Arroyo’s ‘detention’ to be extended
MANILA THE Department of Interior and Local Government (DILG) and the Philippine National Police have decided to extend former President Gloria Macapagal Arroyo’s hospital detention, according to the director of Veterans Memorial Medical Center (VMMC), where she is being held.
“She does not have to be confined, but taking into consideration other factors like security in her daily trip to the hospital, a decision made by the DILG and PNP [said] she could stay at the hospital [for the duration of her therapy],” Dr Nona Legaspi on Friday told in a phone interview.
“On our part, we also do not want her to miss her daily therapy,” Legaspi said.
Even Dr Antonio Sison, a government orthopedic surgeon overseeing Arroyo’s condition expressed preference for her continued stay at VMMC on grounds that she required continuous monitoring and close supervision.
But Sison also said Arroyo could be treated as “an outpatient”— a position held by Commission on Elections (Comelec) prosecutors who had asked that her fitness be verified by the Pasay City court in the hope that it could order her transfer from the government hospital to a regular detention cell in the process.
The court has also yet to rule on Arroyo’s request for permission to attend the wake and funeral of her husband’s brother, Negros Occidental Rep Ignacio Arroyo, who died late last month in London.

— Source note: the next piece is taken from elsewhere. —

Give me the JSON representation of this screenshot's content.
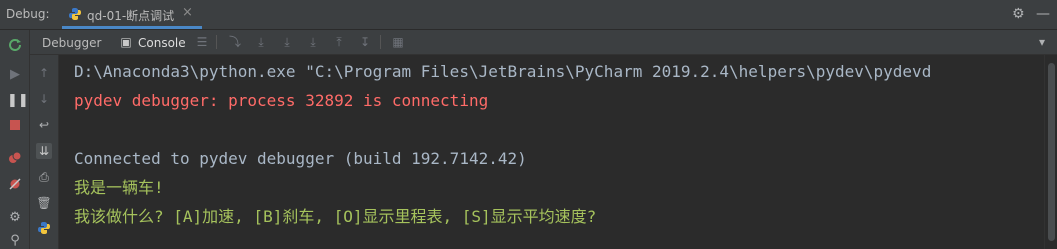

Arroyo, now a Pampanga representative, is under hospital arrest for the non-bailable charge of electoral sabotage.
She is accused of ordering the rigging of the 2007 senatorial elections in Maguindanao, along with former Gov Andal Ampatuan Sr and former election supervisor Lintang Bedol.
Arraignment is scheduled on February 20.
“It is better for [Arroyo] to be … at the hospital,” Sison said on Friday at the court hearing her electoral sabotage case when asked if he thought she should be moved to a regular detention facility.
He added that Arroyo was taking a lot of medicines and undergoing daily intensive physical therapy.
But when asked if the rehabilitation was possible with Arroyo as an outpatient, Sison, a visiting consultant at VMMC, said: “I think so.” He declined interview requests from reporters after the hearing.
Legaspi said that VMMC in Quezon City hospital had the capacity and capability to continue to treat Arroyo, and that her therapy could last from six months to one year.
Under questioning by election prosecutor Charlie Yap, Sison gave an assessment of Arroyo, which was contained in a one-page report he submitted to the court on Wednesday.